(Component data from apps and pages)
--- START ---

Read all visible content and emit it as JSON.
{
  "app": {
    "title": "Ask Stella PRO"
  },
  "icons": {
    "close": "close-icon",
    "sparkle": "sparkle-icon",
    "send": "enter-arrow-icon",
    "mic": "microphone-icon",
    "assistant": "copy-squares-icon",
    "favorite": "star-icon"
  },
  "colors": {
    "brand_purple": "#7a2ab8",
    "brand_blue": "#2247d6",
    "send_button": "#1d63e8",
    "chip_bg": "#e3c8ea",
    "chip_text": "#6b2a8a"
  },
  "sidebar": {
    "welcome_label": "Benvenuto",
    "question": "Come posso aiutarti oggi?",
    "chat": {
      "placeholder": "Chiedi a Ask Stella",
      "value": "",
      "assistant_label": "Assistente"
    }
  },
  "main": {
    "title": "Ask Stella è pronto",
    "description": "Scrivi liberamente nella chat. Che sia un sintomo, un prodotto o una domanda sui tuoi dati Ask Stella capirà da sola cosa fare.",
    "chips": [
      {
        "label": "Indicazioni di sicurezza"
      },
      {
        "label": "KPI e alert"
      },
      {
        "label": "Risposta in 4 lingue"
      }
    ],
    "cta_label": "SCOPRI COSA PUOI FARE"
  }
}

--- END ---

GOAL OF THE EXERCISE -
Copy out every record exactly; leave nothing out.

TASK RESULT -
Read all visible content and emit it as JSON.
{
  "app": {
    "title": "Ask Stella PRO"
  },
  "icons": {
    "close": "close-icon",
    "sparkle": "sparkle-icon",
    "send": "enter-arrow-icon",
    "mic": "microphone-icon",
    "assistant": "copy-squares-icon",
    "favorite": "star-icon"
  },
  "colors": {
    "brand_purple": "#7a2ab8",
    "brand_blue": "#2247d6",
    "send_button": "#1d63e8",
    "chip_bg": "#e3c8ea",
    "chip_text": "#6b2a8a"
  },
  "sidebar": {
    "welcome_label": "Benvenuto",
    "question": "Come posso aiutarti oggi?",
    "chat": {
      "placeholder": "Chiedi a Ask Stella",
      "value": "",
      "assistant_label": "Assistente"
    }
  },
  "main": {
    "title": "Ask Stella è pronto",
    "description": "Scrivi liberamente nella chat. Che sia un sintomo, un prodotto o una domanda sui tuoi dati Ask Stella capirà da sola cosa fare.",
    "chips": [
      {
        "label": "Indicazioni di sicurezza"
      },
      {
        "label": "KPI e alert"
      },
      {
        "label": "Risposta in 4 lingue"
      }
    ],
    "cta_label": "SCOPRI COSA PUOI FARE"
  }
}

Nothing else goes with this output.